§ How to complete this task: Give back exactly the lines from the one containing "Enumerate this screenshot's" through the end of the records, including both, and no others.

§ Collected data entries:

========

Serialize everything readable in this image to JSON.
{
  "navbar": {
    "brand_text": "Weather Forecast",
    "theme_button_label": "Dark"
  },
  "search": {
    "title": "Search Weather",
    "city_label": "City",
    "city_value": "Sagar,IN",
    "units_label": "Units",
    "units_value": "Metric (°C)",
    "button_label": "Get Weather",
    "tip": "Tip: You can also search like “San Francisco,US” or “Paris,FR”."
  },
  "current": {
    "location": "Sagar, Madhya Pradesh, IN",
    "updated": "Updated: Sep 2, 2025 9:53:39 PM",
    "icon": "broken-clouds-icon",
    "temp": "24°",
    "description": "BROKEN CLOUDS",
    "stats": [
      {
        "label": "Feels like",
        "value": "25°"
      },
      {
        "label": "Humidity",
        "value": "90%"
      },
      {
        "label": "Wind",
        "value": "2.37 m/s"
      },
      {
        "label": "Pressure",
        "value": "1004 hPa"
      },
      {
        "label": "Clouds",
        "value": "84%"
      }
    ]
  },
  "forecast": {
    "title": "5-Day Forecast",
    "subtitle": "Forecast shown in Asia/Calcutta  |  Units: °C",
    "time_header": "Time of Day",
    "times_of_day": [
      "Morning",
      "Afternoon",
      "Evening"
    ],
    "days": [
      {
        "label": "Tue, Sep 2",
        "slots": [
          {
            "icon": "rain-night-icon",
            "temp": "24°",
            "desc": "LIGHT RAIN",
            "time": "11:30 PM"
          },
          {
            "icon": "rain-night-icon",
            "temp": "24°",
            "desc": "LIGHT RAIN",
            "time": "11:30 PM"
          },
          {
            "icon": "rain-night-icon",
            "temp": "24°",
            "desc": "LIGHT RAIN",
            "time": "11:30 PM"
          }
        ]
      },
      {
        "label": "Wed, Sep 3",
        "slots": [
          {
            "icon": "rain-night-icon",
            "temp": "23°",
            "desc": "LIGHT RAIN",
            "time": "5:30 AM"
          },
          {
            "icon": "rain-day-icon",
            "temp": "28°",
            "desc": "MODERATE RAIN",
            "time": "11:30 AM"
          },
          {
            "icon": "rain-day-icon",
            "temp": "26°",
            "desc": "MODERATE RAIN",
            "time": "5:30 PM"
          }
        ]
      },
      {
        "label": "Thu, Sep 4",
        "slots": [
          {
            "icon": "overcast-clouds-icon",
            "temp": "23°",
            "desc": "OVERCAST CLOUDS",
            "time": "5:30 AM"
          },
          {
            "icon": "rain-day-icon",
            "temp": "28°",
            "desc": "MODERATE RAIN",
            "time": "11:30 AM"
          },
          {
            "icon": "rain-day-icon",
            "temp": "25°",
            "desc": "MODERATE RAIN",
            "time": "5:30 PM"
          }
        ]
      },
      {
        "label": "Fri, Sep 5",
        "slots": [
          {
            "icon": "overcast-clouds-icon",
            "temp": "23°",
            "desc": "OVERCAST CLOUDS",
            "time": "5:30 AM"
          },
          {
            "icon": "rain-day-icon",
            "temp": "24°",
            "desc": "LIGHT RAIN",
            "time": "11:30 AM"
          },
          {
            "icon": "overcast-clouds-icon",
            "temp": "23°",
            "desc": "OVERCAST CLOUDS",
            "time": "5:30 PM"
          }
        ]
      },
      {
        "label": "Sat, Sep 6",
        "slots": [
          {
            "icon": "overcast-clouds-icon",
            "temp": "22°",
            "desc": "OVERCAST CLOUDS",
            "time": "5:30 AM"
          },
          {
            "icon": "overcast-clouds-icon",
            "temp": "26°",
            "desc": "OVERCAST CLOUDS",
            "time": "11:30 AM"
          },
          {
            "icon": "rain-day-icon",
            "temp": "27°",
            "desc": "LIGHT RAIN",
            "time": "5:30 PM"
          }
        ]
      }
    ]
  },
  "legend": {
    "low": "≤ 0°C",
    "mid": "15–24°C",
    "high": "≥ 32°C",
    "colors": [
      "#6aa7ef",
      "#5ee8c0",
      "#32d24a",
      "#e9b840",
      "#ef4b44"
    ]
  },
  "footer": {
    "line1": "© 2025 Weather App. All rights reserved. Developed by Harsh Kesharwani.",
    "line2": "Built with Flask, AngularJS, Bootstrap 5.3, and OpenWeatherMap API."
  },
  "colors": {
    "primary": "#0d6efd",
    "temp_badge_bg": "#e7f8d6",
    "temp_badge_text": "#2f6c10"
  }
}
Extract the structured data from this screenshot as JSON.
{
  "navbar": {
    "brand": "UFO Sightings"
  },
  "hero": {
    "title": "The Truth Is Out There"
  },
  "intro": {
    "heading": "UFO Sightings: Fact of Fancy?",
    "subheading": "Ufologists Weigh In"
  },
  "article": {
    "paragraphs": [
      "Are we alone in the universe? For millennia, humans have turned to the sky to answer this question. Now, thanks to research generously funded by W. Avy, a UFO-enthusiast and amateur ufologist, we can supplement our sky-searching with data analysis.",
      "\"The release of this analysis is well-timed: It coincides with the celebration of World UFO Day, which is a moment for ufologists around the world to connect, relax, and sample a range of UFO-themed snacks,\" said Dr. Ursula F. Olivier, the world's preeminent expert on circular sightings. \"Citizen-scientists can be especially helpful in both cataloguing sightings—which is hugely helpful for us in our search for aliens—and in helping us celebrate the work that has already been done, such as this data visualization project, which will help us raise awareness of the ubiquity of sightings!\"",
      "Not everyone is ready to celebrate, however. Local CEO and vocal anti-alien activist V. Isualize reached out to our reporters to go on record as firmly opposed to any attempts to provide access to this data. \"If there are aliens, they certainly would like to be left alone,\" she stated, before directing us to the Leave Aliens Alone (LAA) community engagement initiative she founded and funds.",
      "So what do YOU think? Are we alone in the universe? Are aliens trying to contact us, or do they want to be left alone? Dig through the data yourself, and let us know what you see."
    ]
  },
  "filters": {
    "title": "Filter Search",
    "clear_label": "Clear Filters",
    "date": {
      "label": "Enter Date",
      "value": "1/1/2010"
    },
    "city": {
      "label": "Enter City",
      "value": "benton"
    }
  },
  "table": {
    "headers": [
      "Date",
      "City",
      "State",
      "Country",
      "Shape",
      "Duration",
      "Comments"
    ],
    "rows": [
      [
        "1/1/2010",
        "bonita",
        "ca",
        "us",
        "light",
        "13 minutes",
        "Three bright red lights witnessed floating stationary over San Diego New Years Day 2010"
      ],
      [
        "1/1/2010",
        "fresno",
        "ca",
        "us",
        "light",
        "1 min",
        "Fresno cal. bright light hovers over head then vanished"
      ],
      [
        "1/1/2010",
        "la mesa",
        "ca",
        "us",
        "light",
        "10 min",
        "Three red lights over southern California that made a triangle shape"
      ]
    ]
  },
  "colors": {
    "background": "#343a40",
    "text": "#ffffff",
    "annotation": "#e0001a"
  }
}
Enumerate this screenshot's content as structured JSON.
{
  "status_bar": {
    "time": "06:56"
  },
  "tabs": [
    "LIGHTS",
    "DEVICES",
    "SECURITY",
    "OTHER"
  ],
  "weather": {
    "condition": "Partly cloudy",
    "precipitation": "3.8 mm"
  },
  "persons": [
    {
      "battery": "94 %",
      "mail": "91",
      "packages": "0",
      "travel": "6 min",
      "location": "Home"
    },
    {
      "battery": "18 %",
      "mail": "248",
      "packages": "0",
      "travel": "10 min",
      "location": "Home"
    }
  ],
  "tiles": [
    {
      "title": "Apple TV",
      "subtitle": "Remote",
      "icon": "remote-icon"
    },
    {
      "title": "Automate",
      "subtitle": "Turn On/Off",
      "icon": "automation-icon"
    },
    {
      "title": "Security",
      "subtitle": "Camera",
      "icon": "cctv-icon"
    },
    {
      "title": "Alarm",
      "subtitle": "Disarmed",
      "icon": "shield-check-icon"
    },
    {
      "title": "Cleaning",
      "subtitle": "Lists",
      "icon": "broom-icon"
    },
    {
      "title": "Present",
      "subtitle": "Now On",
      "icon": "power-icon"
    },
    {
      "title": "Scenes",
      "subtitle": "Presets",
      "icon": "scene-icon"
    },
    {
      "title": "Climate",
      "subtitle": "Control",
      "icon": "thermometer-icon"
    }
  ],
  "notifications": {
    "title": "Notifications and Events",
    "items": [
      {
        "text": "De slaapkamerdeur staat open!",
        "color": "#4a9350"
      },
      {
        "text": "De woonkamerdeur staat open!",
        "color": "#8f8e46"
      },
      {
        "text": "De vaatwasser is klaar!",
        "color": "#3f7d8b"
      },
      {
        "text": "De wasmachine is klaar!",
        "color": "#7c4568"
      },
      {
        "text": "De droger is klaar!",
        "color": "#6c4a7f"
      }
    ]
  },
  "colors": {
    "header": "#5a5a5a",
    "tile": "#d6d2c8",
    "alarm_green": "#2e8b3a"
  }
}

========

§ Answer for the task:
Enumerate this screenshot's content as structured JSON.
{
  "status_bar": {
    "time": "06:56"
  },
  "tabs": [
    "LIGHTS",
    "DEVICES",
    "SECURITY",
    "OTHER"
  ],
  "weather": {
    "condition": "Partly cloudy",
    "precipitation": "3.8 mm"
  },
  "persons": [
    {
      "battery": "94 %",
      "mail": "91",
      "packages": "0",
      "travel": "6 min",
      "location": "Home"
    },
    {
      "battery": "18 %",
      "mail": "248",
      "packages": "0",
      "travel": "10 min",
      "location": "Home"
    }
  ],
  "tiles": [
    {
      "title": "Apple TV",
      "subtitle": "Remote",
      "icon": "remote-icon"
    },
    {
      "title": "Automate",
      "subtitle": "Turn On/Off",
      "icon": "automation-icon"
    },
    {
      "title": "Security",
      "subtitle": "Camera",
      "icon": "cctv-icon"
    },
    {
      "title": "Alarm",
      "subtitle": "Disarmed",
      "icon": "shield-check-icon"
    },
    {
      "title": "Cleaning",
      "subtitle": "Lists",
      "icon": "broom-icon"
    },
    {
      "title": "Present",
      "subtitle": "Now On",
      "icon": "power-icon"
    },
    {
      "title": "Scenes",
      "subtitle": "Presets",
      "icon": "scene-icon"
    },
    {
      "title": "Climate",
      "subtitle": "Control",
      "icon": "thermometer-icon"
    }
  ],
  "notifications": {
    "title": "Notifications and Events",
    "items": [
      {
        "text": "De slaapkamerdeur staat open!",
        "color": "#4a9350"
      },
      {
        "text": "De woonkamerdeur staat open!",
        "color": "#8f8e46"
      },
      {
        "text": "De vaatwasser is klaar!",
        "color": "#3f7d8b"
      },
      {
        "text": "De wasmachine is klaar!",
        "color": "#7c4568"
      },
      {
        "text": "De droger is klaar!",
        "color": "#6c4a7f"
      }
    ]
  },
  "colors": {
    "header": "#5a5a5a",
    "tile": "#d6d2c8",
    "alarm_green": "#2e8b3a"
  }
}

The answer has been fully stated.